The second was earlier that same day. We entered into this tight meltwater channel, with ice and the occasional rock or pebble that would stop your skis while your face continued onward. I got a bit ahead of John. I was having loads of fun playing with the tight corners and technical terrain. Then a rock caught my ski and I was splayed out on the ice. I picked myself up, put my pole forward, and realized about six inches of it were missing. After having a few words with said pole, I took off my pack and sat down to collect myself. John walked around the corner, took one look at me, and said something to the effect of “me too.” We had broken our poles simultaneously. That’s when I decided it was possible to be too much in sync with your partner.
And, because people ask: no, I have no idea how much my pack weighed. John guesses we were in the mid-30s, but I’m not sure. The other question I get concerns food: I ate a combination of super high-tech food that’s not that tasty but works really well for my finicky stomach (hammer nutrition’s perpetuem solids), a couple types of snack foods that didn’t work so well for me, and a mix of freeze-dried tvp, tomatoes, green peppers, and couscous that I had for my dinners. I took 2 pounds of food per day. It was too much. John followed the same guideline, and it turned out to be too little. So, we balanced each other out in the end, which, overall, I’d say was the overriding theme of our trip.

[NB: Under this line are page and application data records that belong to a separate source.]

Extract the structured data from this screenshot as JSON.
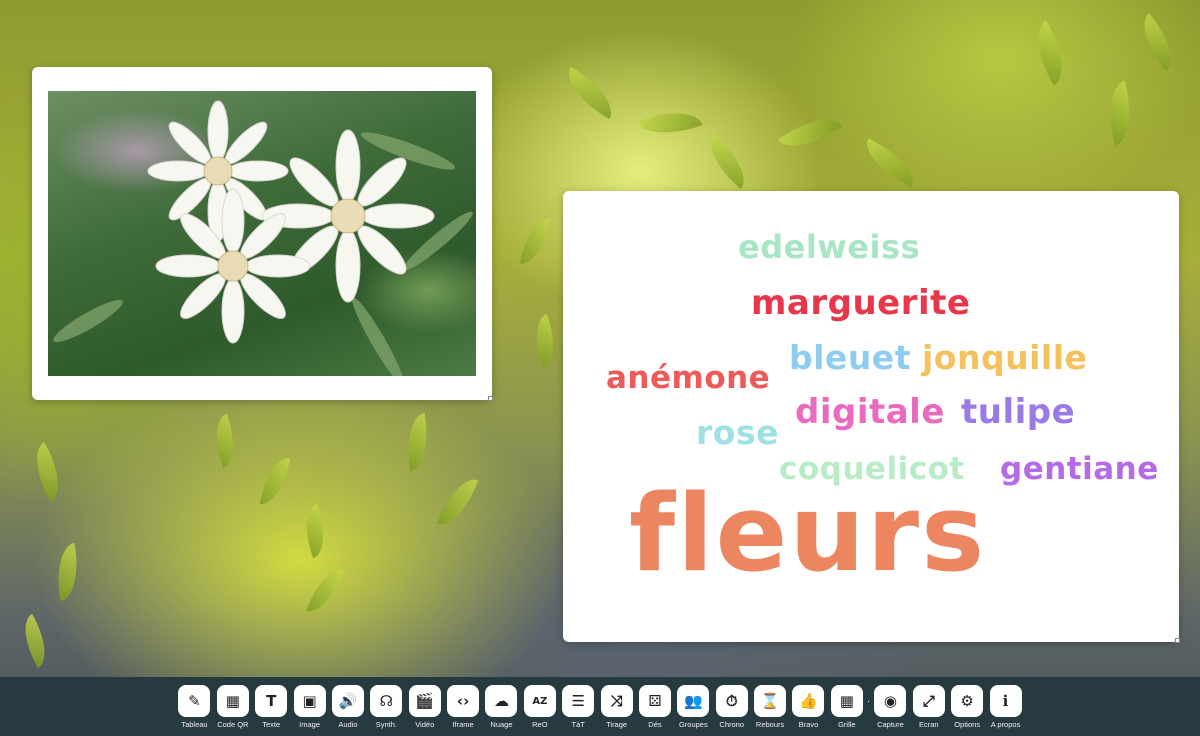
{
  "word_cloud": {
    "words": [
      {
        "text": "edelweiss",
        "color": "#a8e6c3"
      },
      {
        "text": "marguerite",
        "color": "#e8374a"
      },
      {
        "text": "anémone",
        "color": "#ee5a5a"
      },
      {
        "text": "bleuet",
        "color": "#8fcdf0"
      },
      {
        "text": "jonquille",
        "color": "#f4c15c"
      },
      {
        "text": "rose",
        "color": "#9fe0e3"
      },
      {
        "text": "digitale",
        "color": "#e96bc0"
      },
      {
        "text": "tulipe",
        "color": "#9a7ae6"
      },
      {
        "text": "coquelicot",
        "color": "#b8ecc7"
      },
      {
        "text": "gentiane",
        "color": "#b56ae6"
      },
      {
        "text": "fleurs",
        "color": "#ec8660"
      }
    ]
  },
  "toolbar": {
    "items": [
      {
        "label": "Tableau",
        "icon": "pen-icon",
        "glyph": "✎"
      },
      {
        "label": "Code QR",
        "icon": "qr-code-icon",
        "glyph": "▦"
      },
      {
        "label": "Texte",
        "icon": "text-icon",
        "glyph": "T"
      },
      {
        "label": "Image",
        "icon": "image-icon",
        "glyph": "▣"
      },
      {
        "label": "Audio",
        "icon": "speaker-icon",
        "glyph": "🔊"
      },
      {
        "label": "Synth.",
        "icon": "voice-icon",
        "glyph": "☊"
      },
      {
        "label": "Vidéo",
        "icon": "clapperboard-icon",
        "glyph": "🎬"
      },
      {
        "label": "Iframe",
        "icon": "code-icon",
        "glyph": "‹›"
      },
      {
        "label": "Nuage",
        "icon": "cloud-icon",
        "glyph": "☁"
      },
      {
        "label": "ReO",
        "icon": "sort-az-icon",
        "glyph": "AZ"
      },
      {
        "label": "TàT",
        "icon": "document-icon",
        "glyph": "☰"
      },
      {
        "label": "Tirage",
        "icon": "shuffle-icon",
        "glyph": "⤨"
      },
      {
        "label": "Dés",
        "icon": "dice-icon",
        "glyph": "⚄"
      },
      {
        "label": "Groupes",
        "icon": "people-icon",
        "glyph": "👥"
      },
      {
        "label": "Chrono",
        "icon": "stopwatch-icon",
        "glyph": "⏱"
      },
      {
        "label": "Rebours",
        "icon": "hourglass-icon",
        "glyph": "⌛"
      },
      {
        "label": "Bravo",
        "icon": "thumbs-up-icon",
        "glyph": "👍"
      },
      {
        "label": "Grille",
        "icon": "grid-icon",
        "glyph": "▦"
      },
      {
        "label": "Capture",
        "icon": "camera-shutter-icon",
        "glyph": "◉"
      },
      {
        "label": "Ecran",
        "icon": "fullscreen-icon",
        "glyph": "⤢"
      },
      {
        "label": "Options",
        "icon": "gear-icon",
        "glyph": "⚙"
      },
      {
        "label": "A propos",
        "icon": "info-icon",
        "glyph": "ℹ"
      }
    ]
  }
}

My favorite part? The people. Despite not seeing the majority of them after day 1, the shared experience with a set of truly fabulous and interesting people made the trip unique and extra-fun. The level of enthusiasm — communicated through high fives in passing, silly notes written in the snow, snacks left at the top of big climbs — was something I’d never quite seen the likes of before.
Yeah, I plan on doing it again. In the meantime, I had hoped to try the summer version, but my vacation time doesn’t quite pencil out. That’s alright. I have some shorter trips in mind to keep the adventure-deficit-disorder at bay.
Many thanks to Summit Consulting, Dave Cramer, the McCarthy B&B, the Log Cabin Wilderness Lodge, and all the other participants for making my first Winter Classic such a rewarding experience. Oh, and a special shout out to Scott, who totally helped take care of John and me at the finish, despite having completed the same event, solo, via a much longer route just twelve hours before. I probably would have still been sleeping.